Discount Rate
The discount rate is the interest rate used to determine the present value of future cash flows. Consider the difference in present value based on the same cash flows but different discount rates:

Note that present value is higher with a lower discount rate (these two variables move inversely to each other). Present value is essentially how much someone would need to invest today, at a certain interest rate, to receive specific future cash flows (i.e., someone would need to invest $471 today at a 2.00% interest rate to receive $100 in each of the next 5 years). To determine the current value of a stock price, an investor can calculate the present value based on an assumed discount rate and estimated cash flows. When the discount rate increases (decreases) the present value of future cash flows become less (more) valuable today.

Relative Value Tradeoff
Successful investing is about maximizing the risk and return tradeoff. Either maximizing return for a defined level of risk, or minimizing risk for a given return threshold. This applies both among and across asset classes. Asset allocation investing requires relative value analysis across asset classes to select the optimal mix of stocks, bonds, cash and/or alternatives in a portfolio. At Winthrop Wealth, our financial planning process determines the target asset allocation for each client by outlining goals and objectives, defining cash flows, and evaluating financial risks. Our investment management process will adjust portfolios by tilting within and across asset classes based on our analysis of the market environment.

Interest rates impact both the absolute and relative value of all asset classes. For example, an increase in interest rates will not only decrease the present value of stock prices, but it will increase the future expected returns of fixed income investments. Therefore, as rates rise, stocks become less attractive to individuals or institutional investors who require a return above a certain threshold and can then purchase “safer” investments to achieve those targets. The opposite is true when rates decrease. The investment phrase, there is no alternative (TINA) describes an environment where low interest rates effectively force investors into riskier assets to achieve certain returns. To summarize, as interest rates change, investors update their forecasted returns across asset classes and adjust their portfolios accordingly.

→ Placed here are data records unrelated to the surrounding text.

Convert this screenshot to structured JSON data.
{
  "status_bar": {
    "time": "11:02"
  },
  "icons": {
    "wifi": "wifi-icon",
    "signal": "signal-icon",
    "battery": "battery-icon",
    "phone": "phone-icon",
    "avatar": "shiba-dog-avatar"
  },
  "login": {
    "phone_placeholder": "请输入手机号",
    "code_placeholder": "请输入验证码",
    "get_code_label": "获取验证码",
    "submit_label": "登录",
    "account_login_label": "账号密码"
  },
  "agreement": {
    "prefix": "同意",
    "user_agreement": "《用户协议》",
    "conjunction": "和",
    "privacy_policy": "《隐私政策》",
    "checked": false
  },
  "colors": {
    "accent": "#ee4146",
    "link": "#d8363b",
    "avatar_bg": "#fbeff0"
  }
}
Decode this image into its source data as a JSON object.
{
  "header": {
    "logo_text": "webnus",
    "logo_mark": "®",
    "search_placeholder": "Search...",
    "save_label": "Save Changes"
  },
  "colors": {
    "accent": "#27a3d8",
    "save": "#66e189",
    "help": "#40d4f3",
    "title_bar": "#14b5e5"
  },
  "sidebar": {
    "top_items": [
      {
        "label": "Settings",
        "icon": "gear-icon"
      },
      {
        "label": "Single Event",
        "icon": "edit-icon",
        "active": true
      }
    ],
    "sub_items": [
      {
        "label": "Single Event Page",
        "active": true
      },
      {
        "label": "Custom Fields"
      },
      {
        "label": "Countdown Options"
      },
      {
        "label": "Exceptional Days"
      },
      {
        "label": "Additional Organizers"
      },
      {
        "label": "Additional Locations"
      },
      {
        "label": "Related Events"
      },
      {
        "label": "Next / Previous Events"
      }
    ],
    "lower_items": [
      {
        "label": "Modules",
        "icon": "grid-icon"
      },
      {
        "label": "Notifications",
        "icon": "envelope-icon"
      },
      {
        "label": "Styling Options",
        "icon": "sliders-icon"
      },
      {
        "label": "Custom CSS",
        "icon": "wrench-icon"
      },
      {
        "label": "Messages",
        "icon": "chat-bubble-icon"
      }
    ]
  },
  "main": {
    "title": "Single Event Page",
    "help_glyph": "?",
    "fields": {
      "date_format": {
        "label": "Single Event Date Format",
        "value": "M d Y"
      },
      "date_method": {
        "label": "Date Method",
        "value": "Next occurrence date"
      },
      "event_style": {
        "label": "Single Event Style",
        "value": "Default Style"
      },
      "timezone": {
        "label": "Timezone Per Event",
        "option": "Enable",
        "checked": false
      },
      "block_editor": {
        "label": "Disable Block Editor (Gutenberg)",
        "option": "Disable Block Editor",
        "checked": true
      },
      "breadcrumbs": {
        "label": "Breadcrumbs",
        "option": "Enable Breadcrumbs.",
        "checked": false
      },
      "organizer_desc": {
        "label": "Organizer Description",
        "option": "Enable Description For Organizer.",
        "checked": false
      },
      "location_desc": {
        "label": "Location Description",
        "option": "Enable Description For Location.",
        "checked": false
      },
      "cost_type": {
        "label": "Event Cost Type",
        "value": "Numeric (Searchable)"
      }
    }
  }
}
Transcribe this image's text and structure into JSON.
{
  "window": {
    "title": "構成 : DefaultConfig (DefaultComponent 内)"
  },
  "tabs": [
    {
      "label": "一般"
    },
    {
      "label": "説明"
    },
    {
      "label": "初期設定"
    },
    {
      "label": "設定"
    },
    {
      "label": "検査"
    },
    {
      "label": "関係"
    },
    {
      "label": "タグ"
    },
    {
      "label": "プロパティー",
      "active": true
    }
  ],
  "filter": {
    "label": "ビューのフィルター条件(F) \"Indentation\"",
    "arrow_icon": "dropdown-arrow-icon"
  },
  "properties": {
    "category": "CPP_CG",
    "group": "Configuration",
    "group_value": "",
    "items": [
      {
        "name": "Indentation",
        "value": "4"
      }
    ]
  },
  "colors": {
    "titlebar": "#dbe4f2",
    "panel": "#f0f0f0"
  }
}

Corporate Cash Flow Expectations
As mentioned, stock prices represent the present value of a company’s expected future earnings (all else equal, increased cash flows will lead to high earnings). A change in interest rates will impact cash flows as corporations manage their capital allocation through debt issuance or refinancing. For example, as rates decrease corporations can choose to add leverage by issuing debt to invest in new projects or refinance existing debt to lower their in-terest expense. Each of these actions will increase cash flows.

At Winthrop Wealth, we apply a total net worth approach to both comprehensive financial planning and investment management. Financial planning drives the investment strategy and provides a road-map to each client’s unique goals and objectives. The comprehensive financial plan defines cash flow needs, is stress tested for various market environments, optimizes account structures, considers tax minimization strategies, and continuously evaluates financial risks as circumstances and/or goals change. The investment management process is designed to provide well-diversified portfolios constructed with a methodology based on prudent risk management, asset allocation, and security selection.


Content in this material is for general information only and not intended to provide specific advice or recommen-dations for any individual.

The economic forecasts set forth in this material may not develop as predicted and there can be no guarantee that strategies promoted will be successful.

Financial planning is a tool intended to review your current financial situation, investment objectives and goals, and suggest potential planning ideas and concepts that may be of benefit. There is no guarantee that financial planning will help you reach your goals.

Likewise, it is important to remember that no investment strategy assures success or protects against loss. Past performance is no guarantee of future results. Asset allocation does not ensure a profit or protect against loss. There is no guarantee that a diversified portfolio will enhance overall returns or outperform a non-diversified port-folio. Diversification does not protect against market risk. All investing involves risk which you should be prepared to bear.

Rebalancing a portfolio may cause you to incur tax liabilities and/or transaction costs and does not assure a profit or protect against a loss.